* EXERCISE DIRECTIONS
Every line from the one holding "Output a JSON" through the last line of the records must be retyped exactly, and no other line or picture may appear in the copy.

* Web page and app entries
● ● ●

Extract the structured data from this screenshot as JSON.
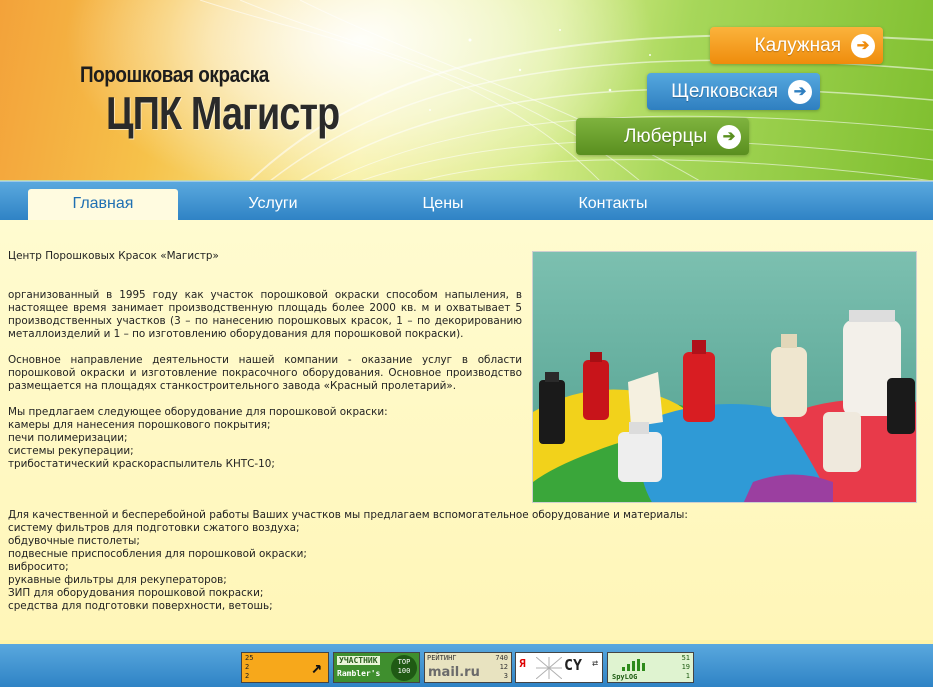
{
  "header": {
    "logo_small": "Порошковая окраска",
    "logo_big": "ЦПК Магистр",
    "locations": [
      {
        "label": "Калужная",
        "icon": "arrow-right-icon",
        "color": "#f09a1a"
      },
      {
        "label": "Щелковская",
        "icon": "arrow-right-icon",
        "color": "#3a8dcf"
      },
      {
        "label": "Люберцы",
        "icon": "arrow-right-icon",
        "color": "#6a9e2c"
      }
    ]
  },
  "nav": {
    "items": [
      {
        "label": "Главная",
        "active": true
      },
      {
        "label": "Услуги",
        "active": false
      },
      {
        "label": "Цены",
        "active": false
      },
      {
        "label": "Контакты",
        "active": false
      }
    ]
  },
  "content": {
    "heading": "Центр Порошковых Красок «Магистр»",
    "p1": "организованный в 1995 году как участок порошковой окраски способом напыления, в настоящее время занимает производственную площадь более 2000 кв. м и охватывает 5 производственных участков (3 – по нанесению порошковых красок, 1 – по декорированию металлоизделий и 1 – по изготовлению оборудования для порошковой покраски).",
    "p2": "Основное направление деятельности нашей компании - оказание услуг в области порошковой окраски и изготовление покрасочного оборудования. Основное производство размещается на площадях станкостроительного завода «Красный пролетарий».",
    "list1_intro": "Мы предлагаем следующее оборудование для порошковой окраски:",
    "list1": [
      "камеры для нанесения порошкового покрытия;",
      "печи полимеризации;",
      "системы рекуперации;",
      "трибостатический краскораспылитель КНТС-10;"
    ],
    "list2_intro": "Для качественной и бесперебойной работы Ваших участков мы предлагаем вспомогательное оборудование и материалы:",
    "list2": [
      "систему фильтров для подготовки сжатого воздуха;",
      "обдувочные пистолеты;",
      "подвесные приспособления для порошковой окраски;",
      "вибросито;",
      "рукавные фильтры для рекуператоров;",
      "ЗИП для оборудования порошковой покраски;",
      "средства для подготовки поверхности, ветошь;"
    ]
  },
  "footer": {
    "counters": [
      {
        "name": "liveinternet",
        "lines": [
          "25",
          "2",
          "2"
        ]
      },
      {
        "name": "rambler",
        "line1": "УЧАСТНИК",
        "line2": "Rambler's",
        "badge_top": "TOP",
        "badge_bottom": "100"
      },
      {
        "name": "mailru",
        "label": "РЕЙТИНГ",
        "brand": "mail.ru",
        "lines": [
          "740",
          "12",
          "3"
        ]
      },
      {
        "name": "yandex-cy",
        "ya": "Я",
        "cy": "CY"
      },
      {
        "name": "spylog",
        "brand": "SpyLOG",
        "lines": [
          "51",
          "19",
          "1"
        ]
      }
    ]
  }
}
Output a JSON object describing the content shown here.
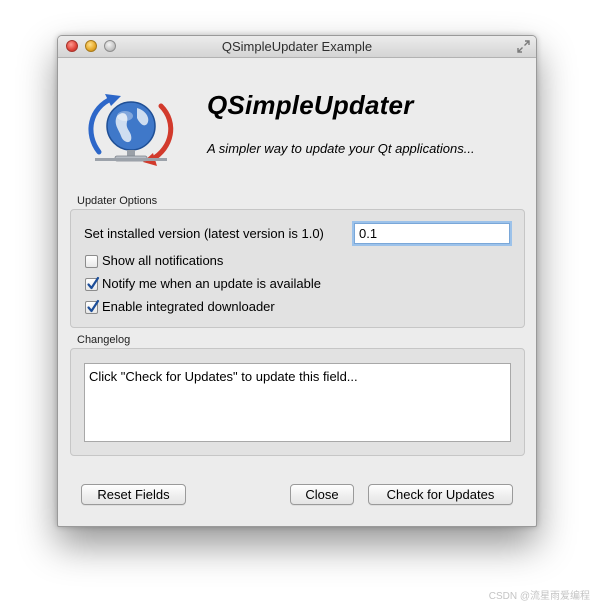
{
  "window": {
    "title": "QSimpleUpdater Example"
  },
  "header": {
    "app_name": "QSimpleUpdater",
    "tagline": "A simpler way to update your Qt applications...",
    "logo_icon": "globe-update-icon"
  },
  "updater_options": {
    "group_label": "Updater Options",
    "version_label": "Set installed version (latest version is 1.0)",
    "version_value": "0.1",
    "checkboxes": [
      {
        "label": "Show all notifications",
        "checked": false
      },
      {
        "label": "Notify me when an update is available",
        "checked": true
      },
      {
        "label": "Enable integrated downloader",
        "checked": true
      }
    ]
  },
  "changelog": {
    "group_label": "Changelog",
    "text": "Click \"Check for Updates\" to update this field..."
  },
  "buttons": {
    "reset": "Reset Fields",
    "close": "Close",
    "check": "Check for Updates"
  },
  "watermark": "CSDN @流星雨爱编程",
  "colors": {
    "accent": "#2d67c9",
    "window_bg": "#ececec",
    "focus_ring": "#9cc2ea"
  }
}
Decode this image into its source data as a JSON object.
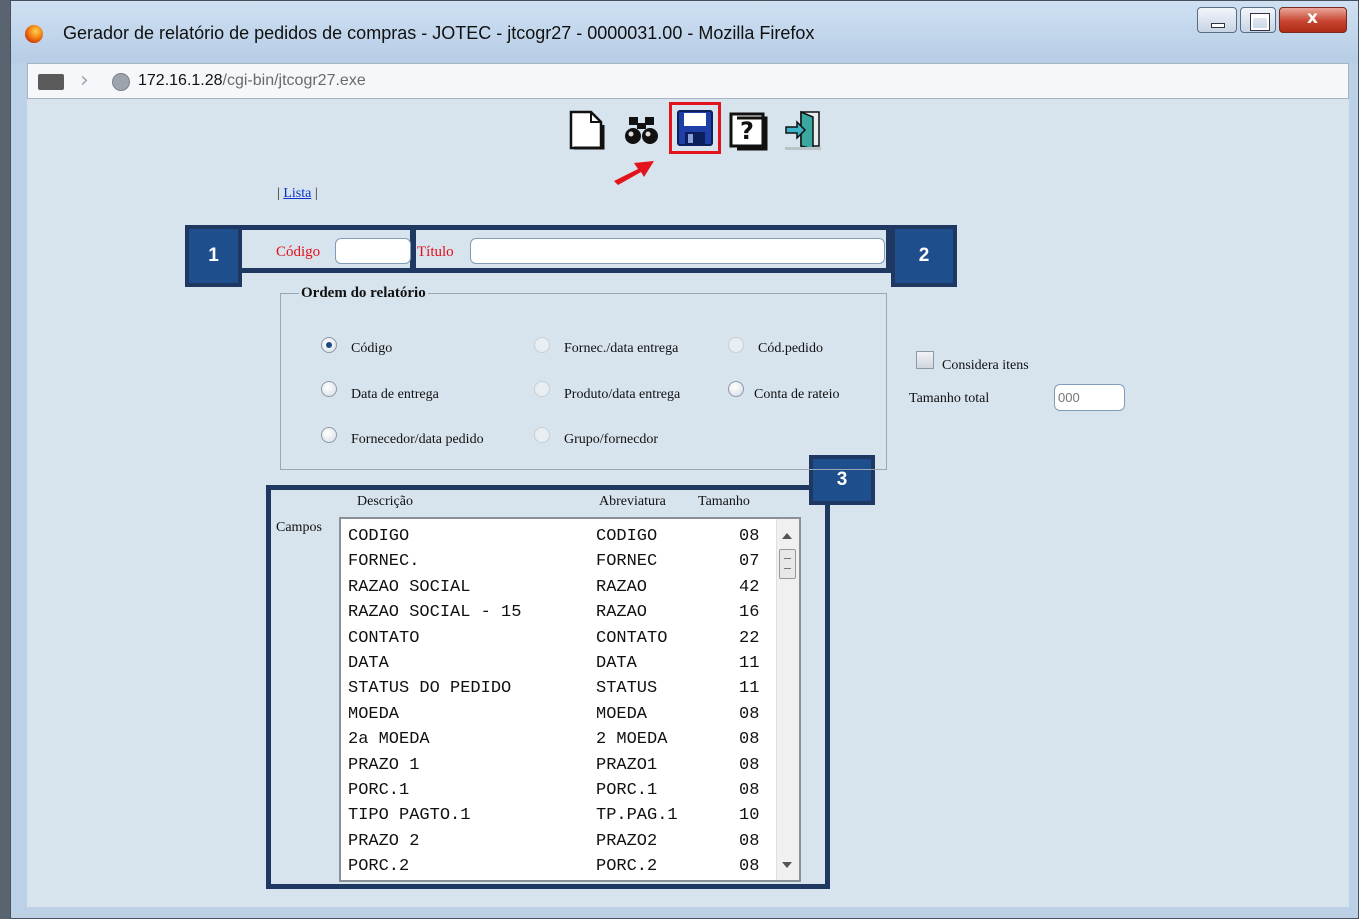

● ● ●

* RESULT OF THIS EXERCISE
Output a JSON object describing the content shown here.
{
  "window": {
    "title": "QSimpleUpdater Example"
  },
  "header": {
    "app_name": "QSimpleUpdater",
    "tagline": "A simpler way to update your Qt applications...",
    "logo_icon": "globe-update-icon"
  },
  "updater_options": {
    "group_label": "Updater Options",
    "version_label": "Set installed version (latest version is 1.0)",
    "version_value": "0.1",
    "checkboxes": [
      {
        "label": "Show all notifications",
        "checked": false
      },
      {
        "label": "Notify me when an update is available",
        "checked": true
      },
      {
        "label": "Enable integrated downloader",
        "checked": true
      }
    ]
  },
  "changelog": {
    "group_label": "Changelog",
    "text": "Click \"Check for Updates\" to update this field..."
  },
  "buttons": {
    "reset": "Reset Fields",
    "close": "Close",
    "check": "Check for Updates"
  },
  "watermark": "CSDN @流星雨爱编程",
  "colors": {
    "accent": "#2d67c9",
    "window_bg": "#ececec",
    "focus_ring": "#9cc2ea"
  }
}
Decode this image into its source data as a JSON object.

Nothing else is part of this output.